It goes without saying that your brakes are likely the most important system on your car. Without them, pretty much everything else you do to your car is pointless seeing as how you could lose it all if they fail. Luckily, total failure isn't very common. So what are the more common ways that brakes can fail?
1. Seized calipers.
Brake fluid is hygroscopic, meaning it absorbs moisture from the air. Over time, in an under-maintained brake system, water builds up in the brake fluid, causing corrosion of steel components, namely, caliper pistons and the bores they move within. On Benzes from the 50s through the 90s, virtually all came with two-piston calipers that squeeze the pads together on either side of the brake disc. Commonly, one will seize (although both can) and cause one of the pads to rub constantly on the disc. This will, at best, lead to premature wear of the pad. However, it can also cause pulling to one side on braking, reduced fuel economy, and sometimes even full brake system failure. This occurs because the constant friction of an applied brake pad will heat up the caliper which can then cause the brake fluid to boil. Once it boils, your pedal will go to the floor as if there were no fluid in the system whatsoever. All you can do is hope it doesn't happen when you really need to stop. If this happens, you can downshift to use the engine compression as a brake, and you can also use your emergency brake. It helps to run through this scenario occasionally in your mind so that if the time ever comes, you react automatically.
Calipers can also lock up due to old brake hoses. As they age, they swell internally. Eventually, they will essentially close up. The problem is, they can be forced open by hydraulic pressure from the master cylinder, but it becomes a one-way avenue. Pressure makes it through the hose to force the caliper to squeeze, but then the occlusion of the brake hose traps some of that pressure in the caliper causing it to constantly brake, at least somewhat. Then you're back to the same scenarios as listed above.
Brake hoses come with their manufacture date either printed on them or even formed into the rubber. Either a month/year or week/year format. I find that hoses are often still just fine at even 10 years old, but if you're getting above that, it's time to make a plan to replace them. Luckily they're not usually very expensive. The date is not always visible, so you can also look for cracking and stiffness as signs of age.

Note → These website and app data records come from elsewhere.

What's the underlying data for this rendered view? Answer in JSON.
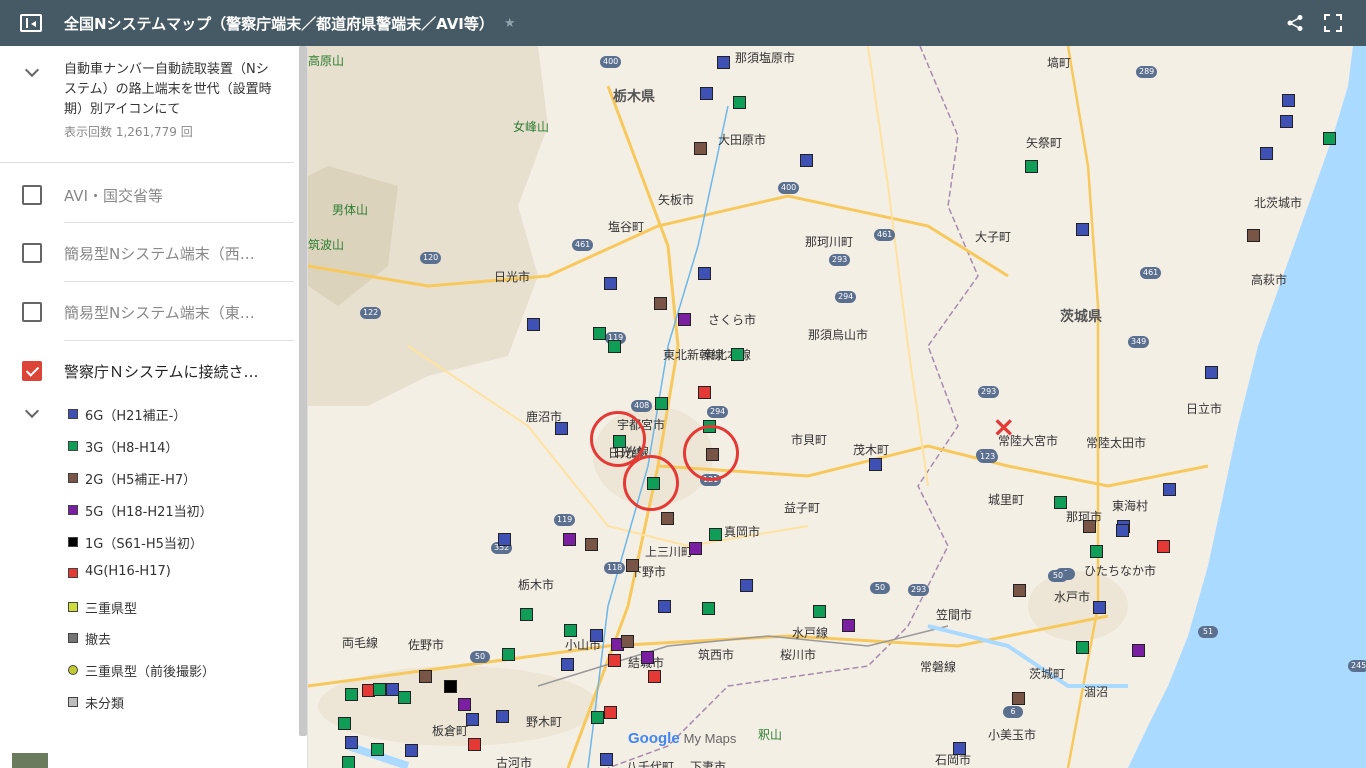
{
  "header": {
    "title": "全国Nシステムマップ（警察庁端末／都道府県警端末／AVI等）",
    "star_glyph": "★"
  },
  "sidebar": {
    "description": "自動車ナンバー自動読取装置（Nシステム）の路上端末を世代（設置時期）別アイコンにて",
    "view_count": "表示回数 1,261,779 回",
    "layers": [
      {
        "label": "AVI・国交省等",
        "checked": false
      },
      {
        "label": "簡易型Nシステム端末（西…",
        "checked": false
      },
      {
        "label": "簡易型Nシステム端末（東…",
        "checked": false
      },
      {
        "label": "警察庁Ｎシステムに接続さ…",
        "checked": true
      }
    ],
    "legend": [
      {
        "label": "6G（H21補正-）",
        "color": "#3f51b5",
        "shape": "square"
      },
      {
        "label": "3G（H8-H14）",
        "color": "#0f9d58",
        "shape": "square"
      },
      {
        "label": "2G（H5補正-H7）",
        "color": "#795548",
        "shape": "square"
      },
      {
        "label": "5G（H18-H21当初）",
        "color": "#7b1fa2",
        "shape": "square"
      },
      {
        "label": "1G（S61-H5当初）",
        "color": "#000000",
        "shape": "square"
      },
      {
        "label": "4G(H16-H17)",
        "color": "#e53935",
        "shape": "square"
      },
      {
        "label": "三重県型",
        "color": "#cddc39",
        "shape": "square"
      },
      {
        "label": "撤去",
        "color": "#757575",
        "shape": "square"
      },
      {
        "label": "三重県型（前後撮影）",
        "color": "#c0ca33",
        "shape": "circle"
      },
      {
        "label": "未分類",
        "color": "#bdbdbd",
        "shape": "square"
      }
    ]
  },
  "map": {
    "prefectures": [
      "栃木県",
      "茨城県"
    ],
    "places": [
      "那須塩原市",
      "大田原市",
      "矢板市",
      "塩谷町",
      "日光市",
      "さくら市",
      "那珂川町",
      "那須烏山市",
      "宇都宮市",
      "鹿沼市",
      "市貝町",
      "茂木町",
      "益子町",
      "真岡市",
      "上三川町",
      "下野市",
      "栃木市",
      "佐野市",
      "小山市",
      "結城市",
      "筑西市",
      "桜川市",
      "笠間市",
      "水戸市",
      "ひたちなか市",
      "那珂市",
      "常陸大宮市",
      "常陸太田市",
      "日立市",
      "高萩市",
      "北茨城市",
      "大子町",
      "矢祭町",
      "塙町",
      "城里町",
      "東海村",
      "茨城町",
      "小美玉市",
      "石岡市",
      "古河市",
      "野木町",
      "板倉町",
      "八千代町",
      "下妻市",
      "両毛線",
      "日光線",
      "東北本線",
      "水戸線",
      "常磐線",
      "東北新幹線",
      "日光線",
      "涸沼"
    ],
    "parks": [
      "高原山",
      "女峰山",
      "男体山",
      "筑波山",
      "釈山"
    ],
    "roads": [
      "400",
      "289",
      "400",
      "461",
      "461",
      "120",
      "122",
      "119",
      "293",
      "294",
      "408",
      "119",
      "352",
      "293",
      "123",
      "121",
      "294",
      "349",
      "461",
      "293",
      "123",
      "50",
      "118",
      "50",
      "6",
      "245",
      "51",
      "6",
      "50"
    ],
    "logo": "Google",
    "logo_suffix": "My Maps",
    "icons": [
      "share-icon",
      "fullscreen-icon",
      "sidebar-toggle-icon",
      "star-icon",
      "chevron-down-icon"
    ]
  }
}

If you have a soft brake pedal and the fluid in your reservoir is low, chances are you have a leak. Leaks can occur various ways. Commonly, you'll see wetness on the caliper and/or the associated wheel meaning that the caliper itself is no longer sealing in the fluid. Probably the second most common leak point on an older car is one of the steel lines. For the front brakes of a non-ABS Mercedes, you have a dedicated steel line for each of the front wheels coming directly from the master cylinder. For the rear brakes, you have a single steel line that goes toward the rear of the car parallel to the steel fuel lines (it's the smaller line of the three). It then splits off to each rear wheel. This means that a leak in any point of the rear brake lines will cause you to lose rear brakes completely.
Leaks occur more commonly in the rear lines because they are more exposed to the elements. They are made of a coated steel which makes them much more durable than the lines in, say, your Chevy truck, but all it takes is a rock chip or scratch in the coating and water can come into direct contact with the steel, kicking off the slow but sure process of corrosion. Eventually a hole forms and that means you need a new brake line, or at least a new section of it. ABS cars have a dedicated line for each wheel but basically all of the above applies.
What to do
If you suspect that you have a seized caliper, one quick test is to walk around the car after at least a few miles of driving and put your hand to each wheel. If one is noticeably warmer than the others, you have probably found the culprit. From there, it's a matter of replacing the caliper AND its counterpart on the other side with new or rebuilt calipers. Some people will want to just replace the seized one but this is not recommended.
The better option is to prevent it. This is done with regular changing of the brake fluid, as in every 2-3 years. New brake fluid is about the color of extra-virgin olive oil. If yours is dark, it's time for a change. Often I find that people acquire a car and have no record of it being done. In this case, unless the fluid is obviously new, it's best to have it done and then start keeping track from there. A maintenance spreadsheet is easy and very useful.